→ **WORK REQUIRED**
When a line of the entries contains the word "Price", report that line.

[Website and app data records]

########################################

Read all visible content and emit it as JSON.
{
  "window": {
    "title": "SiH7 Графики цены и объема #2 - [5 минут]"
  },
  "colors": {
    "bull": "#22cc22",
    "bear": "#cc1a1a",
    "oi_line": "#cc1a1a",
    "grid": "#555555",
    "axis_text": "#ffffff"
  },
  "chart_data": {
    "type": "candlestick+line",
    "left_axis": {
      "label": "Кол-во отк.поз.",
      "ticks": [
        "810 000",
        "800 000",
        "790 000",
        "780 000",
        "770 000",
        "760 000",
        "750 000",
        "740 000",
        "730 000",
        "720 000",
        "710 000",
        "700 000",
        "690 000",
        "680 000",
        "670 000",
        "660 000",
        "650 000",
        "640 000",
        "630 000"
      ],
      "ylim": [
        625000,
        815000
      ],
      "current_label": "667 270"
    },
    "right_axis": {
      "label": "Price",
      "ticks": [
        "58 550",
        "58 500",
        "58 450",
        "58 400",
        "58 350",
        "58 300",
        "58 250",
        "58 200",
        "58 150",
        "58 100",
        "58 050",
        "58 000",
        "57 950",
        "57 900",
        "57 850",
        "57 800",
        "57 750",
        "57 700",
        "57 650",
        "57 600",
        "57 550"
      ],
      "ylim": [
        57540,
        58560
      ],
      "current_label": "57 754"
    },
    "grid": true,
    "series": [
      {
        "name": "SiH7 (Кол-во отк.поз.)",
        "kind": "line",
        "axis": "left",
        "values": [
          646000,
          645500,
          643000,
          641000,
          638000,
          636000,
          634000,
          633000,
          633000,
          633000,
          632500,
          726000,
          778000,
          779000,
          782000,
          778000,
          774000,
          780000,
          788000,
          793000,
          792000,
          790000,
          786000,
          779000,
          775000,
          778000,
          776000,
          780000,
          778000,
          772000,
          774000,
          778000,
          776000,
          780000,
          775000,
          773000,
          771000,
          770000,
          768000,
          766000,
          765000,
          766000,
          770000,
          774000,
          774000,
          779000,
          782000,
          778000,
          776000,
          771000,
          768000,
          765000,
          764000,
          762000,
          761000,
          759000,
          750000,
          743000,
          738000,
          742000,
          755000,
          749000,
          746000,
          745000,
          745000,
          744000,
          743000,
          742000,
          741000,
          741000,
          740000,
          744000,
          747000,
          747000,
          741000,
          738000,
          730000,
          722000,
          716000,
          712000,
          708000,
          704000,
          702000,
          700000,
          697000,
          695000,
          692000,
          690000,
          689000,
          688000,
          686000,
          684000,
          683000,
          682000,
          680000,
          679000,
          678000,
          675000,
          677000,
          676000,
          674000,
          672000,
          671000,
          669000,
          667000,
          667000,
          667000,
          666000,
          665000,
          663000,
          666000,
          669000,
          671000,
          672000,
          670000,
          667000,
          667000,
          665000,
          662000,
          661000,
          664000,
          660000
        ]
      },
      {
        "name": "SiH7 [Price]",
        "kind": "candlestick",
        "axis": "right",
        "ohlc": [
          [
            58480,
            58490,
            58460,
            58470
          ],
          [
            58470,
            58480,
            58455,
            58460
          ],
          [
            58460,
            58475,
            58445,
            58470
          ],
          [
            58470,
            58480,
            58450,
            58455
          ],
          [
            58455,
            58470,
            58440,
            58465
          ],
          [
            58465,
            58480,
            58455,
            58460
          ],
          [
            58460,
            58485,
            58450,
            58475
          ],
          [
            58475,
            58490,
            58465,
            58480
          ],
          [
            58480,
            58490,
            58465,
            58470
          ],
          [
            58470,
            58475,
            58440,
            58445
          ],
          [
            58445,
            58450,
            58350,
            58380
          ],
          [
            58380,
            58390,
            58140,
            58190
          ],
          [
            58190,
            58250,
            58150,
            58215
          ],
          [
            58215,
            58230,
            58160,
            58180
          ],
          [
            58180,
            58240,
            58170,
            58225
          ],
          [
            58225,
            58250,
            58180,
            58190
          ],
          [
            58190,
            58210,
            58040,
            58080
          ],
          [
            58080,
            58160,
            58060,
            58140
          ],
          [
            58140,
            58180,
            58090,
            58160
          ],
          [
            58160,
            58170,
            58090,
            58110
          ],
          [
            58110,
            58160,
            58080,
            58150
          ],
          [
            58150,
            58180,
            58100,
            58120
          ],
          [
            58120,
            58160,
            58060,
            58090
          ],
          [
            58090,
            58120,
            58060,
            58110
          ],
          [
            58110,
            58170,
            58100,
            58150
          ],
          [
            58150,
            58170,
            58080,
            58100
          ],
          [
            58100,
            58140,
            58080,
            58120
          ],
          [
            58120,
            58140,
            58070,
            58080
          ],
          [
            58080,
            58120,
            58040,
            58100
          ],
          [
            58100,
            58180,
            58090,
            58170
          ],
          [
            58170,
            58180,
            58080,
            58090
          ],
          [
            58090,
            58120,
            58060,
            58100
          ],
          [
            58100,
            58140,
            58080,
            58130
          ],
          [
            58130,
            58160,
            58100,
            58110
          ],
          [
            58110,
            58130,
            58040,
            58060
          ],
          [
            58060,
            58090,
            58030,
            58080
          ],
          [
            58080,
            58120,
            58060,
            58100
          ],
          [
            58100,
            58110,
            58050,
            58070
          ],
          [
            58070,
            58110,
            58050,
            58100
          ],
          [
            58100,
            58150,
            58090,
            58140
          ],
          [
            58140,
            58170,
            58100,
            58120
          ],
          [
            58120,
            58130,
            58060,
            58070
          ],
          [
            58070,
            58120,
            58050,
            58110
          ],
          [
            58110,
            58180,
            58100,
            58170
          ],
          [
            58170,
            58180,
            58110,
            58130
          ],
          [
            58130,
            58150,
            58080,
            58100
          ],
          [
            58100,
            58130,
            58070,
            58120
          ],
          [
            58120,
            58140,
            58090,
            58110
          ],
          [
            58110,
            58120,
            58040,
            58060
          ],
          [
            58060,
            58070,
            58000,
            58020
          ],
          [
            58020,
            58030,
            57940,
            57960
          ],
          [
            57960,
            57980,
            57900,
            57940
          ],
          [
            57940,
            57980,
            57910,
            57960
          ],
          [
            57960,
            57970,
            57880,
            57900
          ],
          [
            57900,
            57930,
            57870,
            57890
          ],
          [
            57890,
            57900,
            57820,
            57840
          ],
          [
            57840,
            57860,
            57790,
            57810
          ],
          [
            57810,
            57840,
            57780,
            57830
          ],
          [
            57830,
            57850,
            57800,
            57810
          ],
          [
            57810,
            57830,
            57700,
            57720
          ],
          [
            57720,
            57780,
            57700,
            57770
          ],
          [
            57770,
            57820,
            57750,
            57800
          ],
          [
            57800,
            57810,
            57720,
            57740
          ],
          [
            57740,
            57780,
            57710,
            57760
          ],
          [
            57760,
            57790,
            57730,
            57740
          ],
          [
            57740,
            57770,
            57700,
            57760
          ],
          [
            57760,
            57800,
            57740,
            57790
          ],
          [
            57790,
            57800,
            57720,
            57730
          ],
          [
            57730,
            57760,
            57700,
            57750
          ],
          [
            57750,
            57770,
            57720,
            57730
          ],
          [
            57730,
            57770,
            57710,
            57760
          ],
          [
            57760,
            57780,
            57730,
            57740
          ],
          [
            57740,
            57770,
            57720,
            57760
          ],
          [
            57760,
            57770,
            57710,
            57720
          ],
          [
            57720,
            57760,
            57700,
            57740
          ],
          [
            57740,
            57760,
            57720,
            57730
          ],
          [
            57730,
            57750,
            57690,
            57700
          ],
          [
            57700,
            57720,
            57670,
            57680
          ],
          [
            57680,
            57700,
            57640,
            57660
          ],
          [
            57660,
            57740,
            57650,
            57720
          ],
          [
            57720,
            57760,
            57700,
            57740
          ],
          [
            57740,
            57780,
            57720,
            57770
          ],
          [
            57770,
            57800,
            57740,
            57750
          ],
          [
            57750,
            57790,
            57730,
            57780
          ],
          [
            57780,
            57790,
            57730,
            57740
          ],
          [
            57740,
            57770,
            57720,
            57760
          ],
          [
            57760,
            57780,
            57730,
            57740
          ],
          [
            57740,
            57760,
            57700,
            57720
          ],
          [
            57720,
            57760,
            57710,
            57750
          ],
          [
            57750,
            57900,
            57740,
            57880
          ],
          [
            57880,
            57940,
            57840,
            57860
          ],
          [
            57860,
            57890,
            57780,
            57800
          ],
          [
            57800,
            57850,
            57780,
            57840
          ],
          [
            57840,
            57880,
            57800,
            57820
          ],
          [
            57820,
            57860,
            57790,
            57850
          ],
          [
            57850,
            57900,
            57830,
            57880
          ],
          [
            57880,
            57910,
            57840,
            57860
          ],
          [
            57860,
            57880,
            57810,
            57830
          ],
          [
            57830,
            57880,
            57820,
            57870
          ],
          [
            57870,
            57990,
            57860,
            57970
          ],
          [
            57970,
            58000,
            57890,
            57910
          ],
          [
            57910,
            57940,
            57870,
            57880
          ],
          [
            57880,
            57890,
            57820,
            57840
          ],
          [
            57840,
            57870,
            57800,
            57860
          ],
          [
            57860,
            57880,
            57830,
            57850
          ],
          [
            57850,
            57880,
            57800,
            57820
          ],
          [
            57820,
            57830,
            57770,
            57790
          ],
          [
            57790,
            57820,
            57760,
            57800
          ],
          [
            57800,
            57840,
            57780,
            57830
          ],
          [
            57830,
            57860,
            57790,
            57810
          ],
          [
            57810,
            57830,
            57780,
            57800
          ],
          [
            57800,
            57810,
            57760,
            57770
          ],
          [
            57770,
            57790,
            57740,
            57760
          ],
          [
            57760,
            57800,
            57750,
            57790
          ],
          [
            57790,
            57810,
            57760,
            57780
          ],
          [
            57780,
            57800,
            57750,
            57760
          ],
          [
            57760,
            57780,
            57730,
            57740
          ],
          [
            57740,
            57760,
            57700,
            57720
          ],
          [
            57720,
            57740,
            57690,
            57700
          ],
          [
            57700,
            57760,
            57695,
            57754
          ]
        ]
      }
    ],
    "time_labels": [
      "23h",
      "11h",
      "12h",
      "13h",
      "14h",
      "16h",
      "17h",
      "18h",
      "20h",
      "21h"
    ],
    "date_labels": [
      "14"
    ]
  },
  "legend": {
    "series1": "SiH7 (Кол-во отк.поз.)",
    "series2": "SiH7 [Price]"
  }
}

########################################

→ **ANSWER BELOW**
      "label": "Price",
        "name": "SiH7 [Price]",
    "series2": "SiH7 [Price]"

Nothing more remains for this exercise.